Motive versus intention
The landlord had the intention of undertaking the works regardless of their commercial or practical utility as long as they would lead to the eviction of the tenant.
The tenant argued that it was inconceivable that it was Parliament’s intention to allow wealthy landlords to simply subvert the protection which it was conferring on business tenants by promising to do works for the sole purpose of getting a Court order for vacant possession. However, the appeal judge determined that the paragraph deals solely with intention and not motive. The Court may examine what the landlord intends to do and whether he intends to do it but not why he intends to do it. The question of “why” might be highly relevant to the “what” and “whether” questions, because the more commercially unviable or synthetic a project, then the closer the Court will wish to examine the authenticity of the landlord’s intention to do the work. However such scepticism was addressed by the undertaking given by the landlord in this case and so this ground of appeal did not succeed.
What is a reasonable time for commencing the works?

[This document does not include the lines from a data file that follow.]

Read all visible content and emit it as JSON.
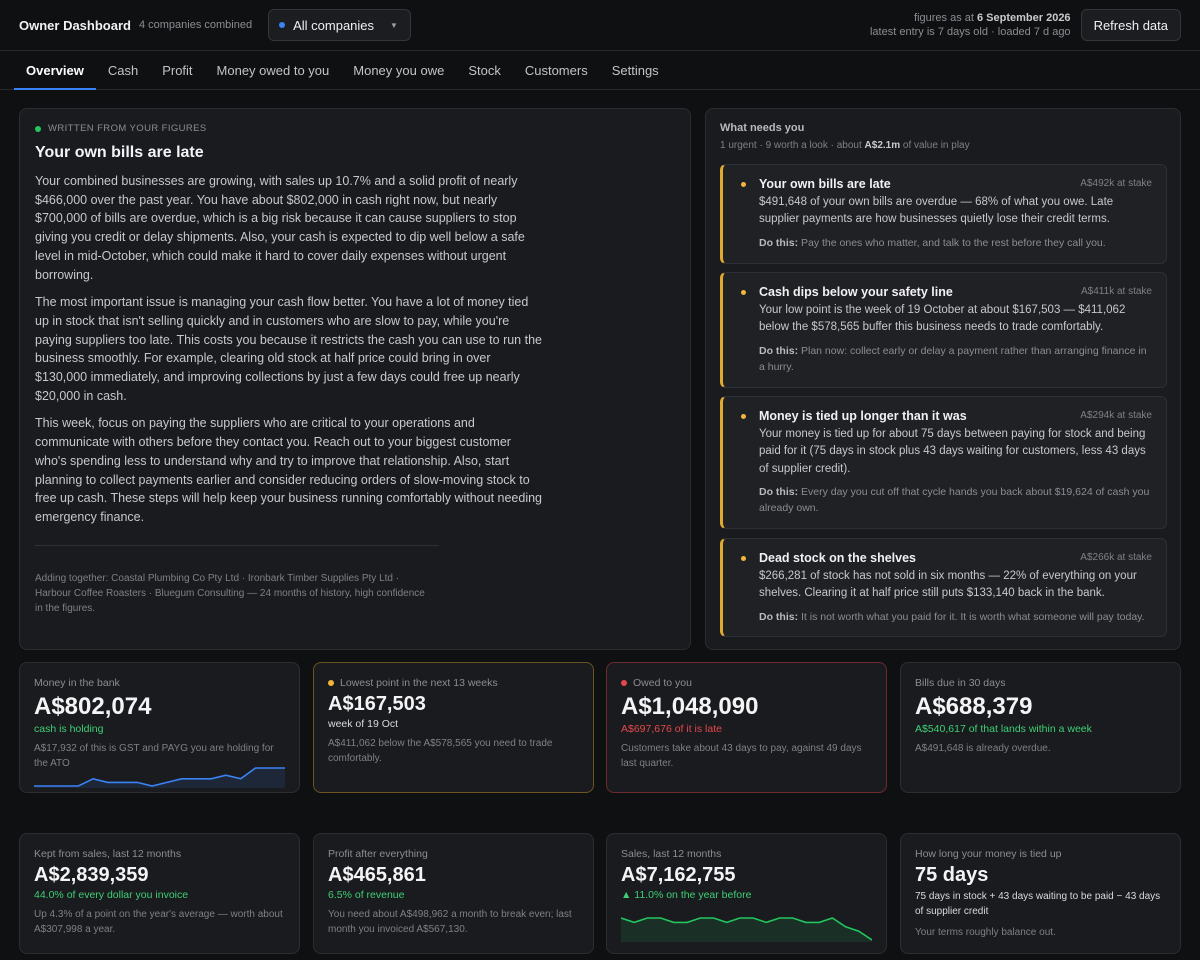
{
  "header": {
    "title": "Owner Dashboard",
    "subtitle": "4 companies combined",
    "selector_label": "All companies",
    "asof_prefix": "figures as at",
    "asof_date": "6 September 2026",
    "asof_line2": "latest entry is 7 days old · loaded 7 d ago",
    "refresh_label": "Refresh data"
  },
  "tabs": [
    "Overview",
    "Cash",
    "Profit",
    "Money owed to you",
    "Money you owe",
    "Stock",
    "Customers",
    "Settings"
  ],
  "summary": {
    "eyebrow": "WRITTEN FROM YOUR FIGURES",
    "title": "Your own bills are late",
    "paragraphs": [
      "Your combined businesses are growing, with sales up 10.7% and a solid profit of nearly $466,000 over the past year. You have about $802,000 in cash right now, but nearly $700,000 of bills are overdue, which is a big risk because it can cause suppliers to stop giving you credit or delay shipments. Also, your cash is expected to dip well below a safe level in mid-October, which could make it hard to cover daily expenses without urgent borrowing.",
      "The most important issue is managing your cash flow better. You have a lot of money tied up in stock that isn't selling quickly and in customers who are slow to pay, while you're paying suppliers too late. This costs you because it restricts the cash you can use to run the business smoothly. For example, clearing old stock at half price could bring in over $130,000 immediately, and improving collections by just a few days could free up nearly $20,000 in cash.",
      "This week, focus on paying the suppliers who are critical to your operations and communicate with others before they contact you. Reach out to your biggest customer who's spending less to understand why and try to improve that relationship. Also, start planning to collect payments earlier and consider reducing orders of slow-moving stock to free up cash. These steps will help keep your business running comfortably without needing emergency finance."
    ],
    "footer": "Adding together: Coastal Plumbing Co Pty Ltd · Ironbark Timber Supplies Pty Ltd · Harbour Coffee Roasters · Bluegum Consulting — 24 months of history, high confidence in the figures."
  },
  "needs": {
    "title": "What needs you",
    "sub_prefix": "1 urgent · 9 worth a look · about",
    "sub_value": "A$2.1m",
    "sub_suffix": "of value in play",
    "items": [
      {
        "title": "Your own bills are late",
        "stake": "A$492k at stake",
        "body": "$491,648 of your own bills are overdue — 68% of what you owe. Late supplier payments are how businesses quietly lose their credit terms.",
        "todo_label": "Do this:",
        "todo": "Pay the ones who matter, and talk to the rest before they call you."
      },
      {
        "title": "Cash dips below your safety line",
        "stake": "A$411k at stake",
        "body": "Your low point is the week of 19 October at about $167,503 — $411,062 below the $578,565 buffer this business needs to trade comfortably.",
        "todo_label": "Do this:",
        "todo": "Plan now: collect early or delay a payment rather than arranging finance in a hurry."
      },
      {
        "title": "Money is tied up longer than it was",
        "stake": "A$294k at stake",
        "body": "Your money is tied up for about 75 days between paying for stock and being paid for it (75 days in stock plus 43 days waiting for customers, less 43 days of supplier credit).",
        "todo_label": "Do this:",
        "todo": "Every day you cut off that cycle hands you back about $19,624 of cash you already own."
      },
      {
        "title": "Dead stock on the shelves",
        "stake": "A$266k at stake",
        "body": "$266,281 of stock has not sold in six months — 22% of everything on your shelves. Clearing it at half price still puts $133,140 back in the bank.",
        "todo_label": "Do this:",
        "todo": "It is not worth what you paid for it. It is worth what someone will pay today."
      }
    ]
  },
  "metrics": {
    "bank": {
      "label": "Money in the bank",
      "value": "A$802,074",
      "note": "cash is holding",
      "desc": "A$17,932 of this is GST and PAYG you are holding for the ATO",
      "spark": [
        3,
        3,
        3,
        3,
        5,
        4,
        4,
        4,
        3,
        4,
        5,
        5,
        5,
        6,
        5,
        8,
        8,
        8
      ],
      "color": "#3b82f6"
    },
    "lowest": {
      "label": "Lowest point in the next 13 weeks",
      "value": "A$167,503",
      "note": "week of 19 Oct",
      "desc": "A$411,062 below the A$578,565 you need to trade comfortably.",
      "dot": "#f3b53b"
    },
    "owed": {
      "label": "Owed to you",
      "value": "A$1,048,090",
      "note": "A$697,676 of it is late",
      "desc": "Customers take about 43 days to pay, against 49 days last quarter.",
      "dot": "#e5484d"
    },
    "bills": {
      "label": "Bills due in 30 days",
      "value": "A$688,379",
      "note": "A$540,617 of that lands within a week",
      "desc": "A$491,648 is already overdue."
    },
    "kept": {
      "label": "Kept from sales, last 12 months",
      "value": "A$2,839,359",
      "note": "44.0% of every dollar you invoice",
      "desc": "Up 4.3% of a point on the year's average — worth about A$307,998 a year."
    },
    "profit": {
      "label": "Profit after everything",
      "value": "A$465,861",
      "note": "6.5% of revenue",
      "desc": "You need about A$498,962 a month to break even; last month you invoiced A$567,130."
    },
    "sales": {
      "label": "Sales, last 12 months",
      "value": "A$7,162,755",
      "note": "▲ 11.0% on the year before",
      "spark": [
        6,
        5,
        6,
        6,
        5,
        5,
        6,
        6,
        5,
        6,
        6,
        5,
        6,
        6,
        5,
        5,
        6,
        4,
        3,
        1
      ],
      "color": "#22c55e"
    },
    "tied": {
      "label": "How long your money is tied up",
      "value": "75 days",
      "note": "75 days in stock + 43 days waiting to be paid − 43 days of supplier credit",
      "desc": "Your terms roughly balance out."
    }
  }
}
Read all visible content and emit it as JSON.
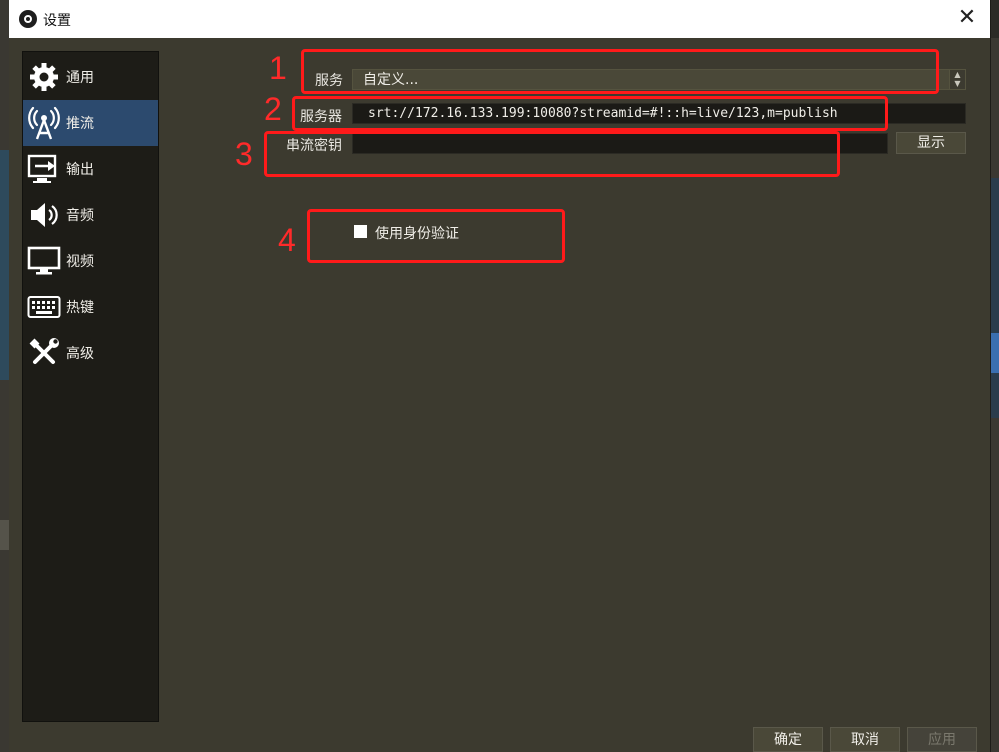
{
  "window": {
    "title": "设置"
  },
  "sidebar": {
    "items": [
      {
        "label": "通用",
        "icon": "gear-icon"
      },
      {
        "label": "推流",
        "icon": "antenna-icon"
      },
      {
        "label": "输出",
        "icon": "output-icon"
      },
      {
        "label": "音频",
        "icon": "speaker-icon"
      },
      {
        "label": "视频",
        "icon": "monitor-icon"
      },
      {
        "label": "热键",
        "icon": "keyboard-icon"
      },
      {
        "label": "高级",
        "icon": "tools-icon"
      }
    ],
    "active_index": 1
  },
  "stream": {
    "service_label": "服务",
    "service_value": "自定义...",
    "server_label": "服务器",
    "server_value": "srt://172.16.133.199:10080?streamid=#!::h=live/123,m=publish",
    "key_label": "串流密钥",
    "key_value": "",
    "show_button": "显示",
    "auth_checkbox_label": "使用身份验证",
    "auth_checked": false
  },
  "annotations": [
    "1",
    "2",
    "3",
    "4"
  ],
  "footer": {
    "ok": "确定",
    "cancel": "取消",
    "apply": "应用"
  },
  "colors": {
    "annotation": "#ff1a1a",
    "active_nav": "#2c4a6e",
    "window_bg": "#3c3a2f"
  }
}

The landlord must intend to carry out the works “on the determination of the current tenancy” which has been held to mean within a short time of the tenancy ending. The trial judge in this case held that a reasonable time for commencing the works was within 12 months of obtaining vacant possession. The appeal judge held that the question of a reasonable time was very much fact-sensitive and that in no other case has a Court been so generous to a landlord as the judge had been in the current case. Therefore the Court was under a particular duty to explain the reasoning and so the tenant was successful on this ground of appeal.
What works should be taken into account when considering whether the ground is satisfied?
It is also necessary for a landlord to show that it could not reasonably do the works without obtaining possession of the holding. The trial judge failed to identify works which could be carried out under the right of re-entry in the lease which would fall outside of ground (f), and accordingly this ground of appeal was also successful.
Motive has never been relevant to ground (f) but the facts of this case are on the extreme end of the spectrum. Landlords who consider there are already sufficient hurdles to overcome in establishing this ground will not welcome the idea of also proving their motives and will no doubt wait to see if there is a further appeal on this point. The other two issues will now be sent back to the County Court for re-determination.